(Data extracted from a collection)
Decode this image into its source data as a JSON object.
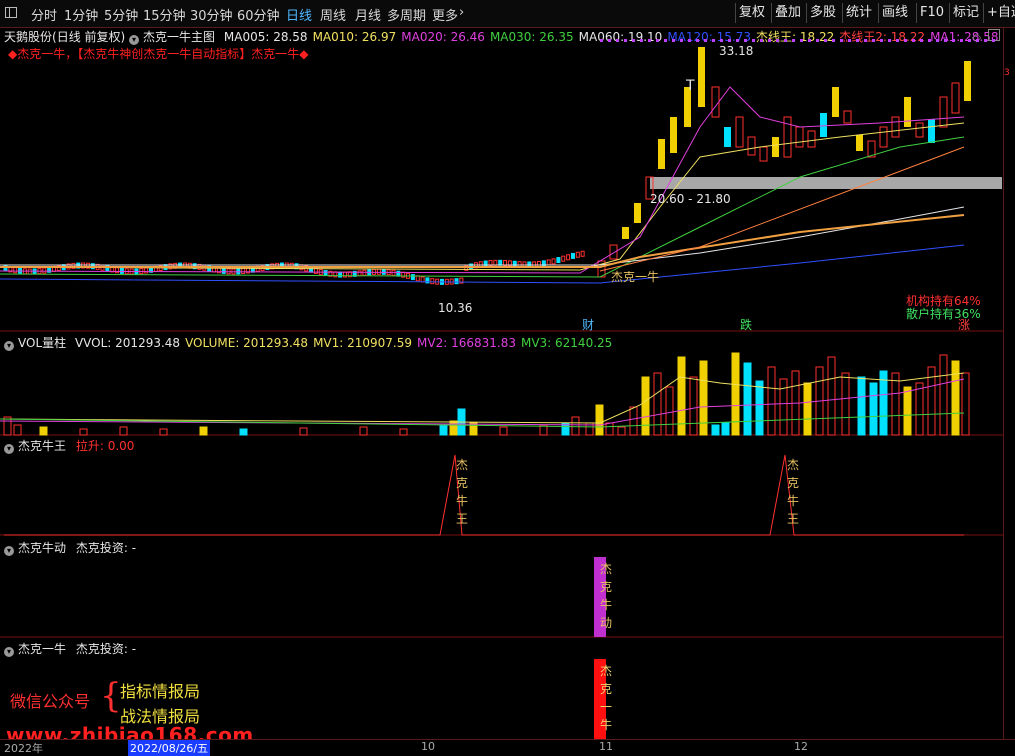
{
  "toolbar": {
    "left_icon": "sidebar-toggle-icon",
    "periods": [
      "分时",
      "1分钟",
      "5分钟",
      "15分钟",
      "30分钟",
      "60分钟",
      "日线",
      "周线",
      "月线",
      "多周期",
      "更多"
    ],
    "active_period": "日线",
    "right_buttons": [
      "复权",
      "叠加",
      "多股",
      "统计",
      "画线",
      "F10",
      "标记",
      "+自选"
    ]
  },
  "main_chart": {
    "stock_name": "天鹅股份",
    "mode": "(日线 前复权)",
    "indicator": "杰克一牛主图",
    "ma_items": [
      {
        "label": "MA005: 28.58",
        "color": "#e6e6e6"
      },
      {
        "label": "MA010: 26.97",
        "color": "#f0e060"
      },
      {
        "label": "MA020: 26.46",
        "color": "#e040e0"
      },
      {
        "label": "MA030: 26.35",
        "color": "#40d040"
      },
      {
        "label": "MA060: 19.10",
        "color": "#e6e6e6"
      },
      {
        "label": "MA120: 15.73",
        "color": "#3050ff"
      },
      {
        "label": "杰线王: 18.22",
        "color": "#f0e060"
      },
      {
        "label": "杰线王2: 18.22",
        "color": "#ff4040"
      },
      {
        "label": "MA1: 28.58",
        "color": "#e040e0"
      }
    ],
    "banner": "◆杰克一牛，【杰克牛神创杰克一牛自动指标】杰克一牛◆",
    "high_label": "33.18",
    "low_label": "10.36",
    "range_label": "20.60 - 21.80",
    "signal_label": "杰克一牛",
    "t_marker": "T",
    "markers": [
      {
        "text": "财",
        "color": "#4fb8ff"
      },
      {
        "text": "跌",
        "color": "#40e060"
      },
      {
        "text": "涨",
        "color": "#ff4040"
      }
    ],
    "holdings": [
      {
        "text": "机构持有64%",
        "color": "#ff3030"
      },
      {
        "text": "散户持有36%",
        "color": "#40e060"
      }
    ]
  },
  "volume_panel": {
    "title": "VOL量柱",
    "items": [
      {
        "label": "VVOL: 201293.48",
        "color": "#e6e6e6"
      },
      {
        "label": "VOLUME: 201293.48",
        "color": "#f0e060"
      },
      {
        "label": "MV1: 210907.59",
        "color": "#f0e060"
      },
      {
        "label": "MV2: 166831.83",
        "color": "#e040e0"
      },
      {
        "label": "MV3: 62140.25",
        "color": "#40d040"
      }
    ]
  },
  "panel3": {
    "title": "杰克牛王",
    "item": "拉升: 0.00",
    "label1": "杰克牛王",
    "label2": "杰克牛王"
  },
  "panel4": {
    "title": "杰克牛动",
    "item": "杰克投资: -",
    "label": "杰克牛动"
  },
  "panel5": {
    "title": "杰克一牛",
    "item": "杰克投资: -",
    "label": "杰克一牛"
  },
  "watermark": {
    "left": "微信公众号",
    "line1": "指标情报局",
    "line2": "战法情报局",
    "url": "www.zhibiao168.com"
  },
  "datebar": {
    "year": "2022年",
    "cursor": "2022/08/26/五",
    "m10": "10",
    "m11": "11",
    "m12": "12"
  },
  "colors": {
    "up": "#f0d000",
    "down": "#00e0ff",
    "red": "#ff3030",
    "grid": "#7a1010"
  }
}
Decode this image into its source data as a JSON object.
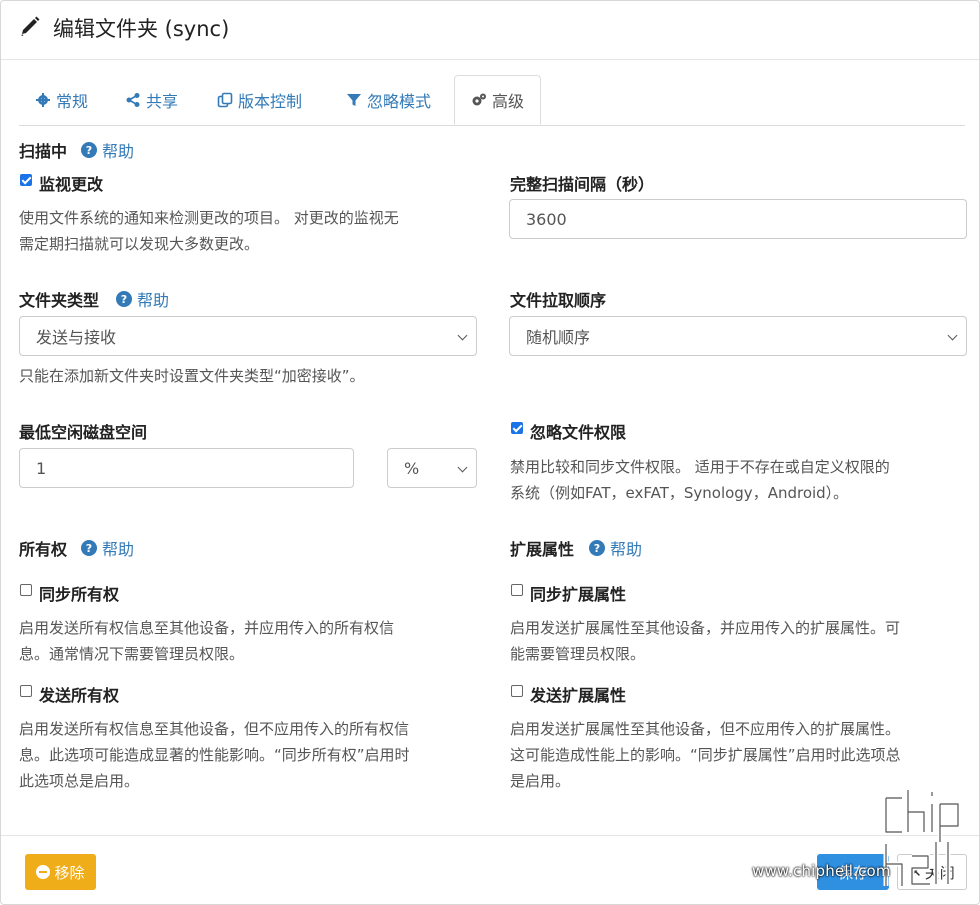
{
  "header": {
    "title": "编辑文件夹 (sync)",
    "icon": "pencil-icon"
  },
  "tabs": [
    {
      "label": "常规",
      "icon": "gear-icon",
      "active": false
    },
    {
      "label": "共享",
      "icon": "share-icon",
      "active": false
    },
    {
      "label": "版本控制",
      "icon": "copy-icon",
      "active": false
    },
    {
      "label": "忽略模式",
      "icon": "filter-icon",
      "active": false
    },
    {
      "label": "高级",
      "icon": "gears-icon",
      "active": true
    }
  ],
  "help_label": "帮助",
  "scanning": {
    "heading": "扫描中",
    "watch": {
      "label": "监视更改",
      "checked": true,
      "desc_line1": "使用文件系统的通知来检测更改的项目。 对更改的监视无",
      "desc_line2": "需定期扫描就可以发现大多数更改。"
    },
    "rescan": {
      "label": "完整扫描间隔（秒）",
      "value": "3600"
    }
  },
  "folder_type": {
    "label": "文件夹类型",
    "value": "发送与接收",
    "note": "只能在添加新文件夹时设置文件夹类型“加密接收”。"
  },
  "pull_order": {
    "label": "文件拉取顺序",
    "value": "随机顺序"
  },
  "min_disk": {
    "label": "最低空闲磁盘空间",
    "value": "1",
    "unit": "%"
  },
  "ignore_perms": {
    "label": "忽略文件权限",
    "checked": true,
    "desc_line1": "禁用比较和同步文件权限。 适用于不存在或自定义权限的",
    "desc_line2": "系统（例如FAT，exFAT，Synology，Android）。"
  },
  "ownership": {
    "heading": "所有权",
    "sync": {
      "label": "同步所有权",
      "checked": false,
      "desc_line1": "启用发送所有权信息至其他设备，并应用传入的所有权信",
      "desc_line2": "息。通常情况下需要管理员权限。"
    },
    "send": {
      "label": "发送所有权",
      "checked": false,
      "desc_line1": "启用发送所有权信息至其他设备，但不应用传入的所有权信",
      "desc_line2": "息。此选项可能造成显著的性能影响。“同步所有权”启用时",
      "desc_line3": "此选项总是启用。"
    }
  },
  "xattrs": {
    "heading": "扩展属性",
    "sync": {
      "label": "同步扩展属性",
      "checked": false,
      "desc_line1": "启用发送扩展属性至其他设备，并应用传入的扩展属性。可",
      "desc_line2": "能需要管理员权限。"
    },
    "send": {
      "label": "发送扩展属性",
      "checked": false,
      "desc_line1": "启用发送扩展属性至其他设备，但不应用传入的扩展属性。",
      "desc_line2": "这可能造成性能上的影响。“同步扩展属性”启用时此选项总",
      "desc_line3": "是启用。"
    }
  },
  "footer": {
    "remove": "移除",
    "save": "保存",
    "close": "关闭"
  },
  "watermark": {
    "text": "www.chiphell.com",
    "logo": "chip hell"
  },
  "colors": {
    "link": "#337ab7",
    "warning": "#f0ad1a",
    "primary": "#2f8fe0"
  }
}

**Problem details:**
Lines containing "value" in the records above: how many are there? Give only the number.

**Answer area:**
4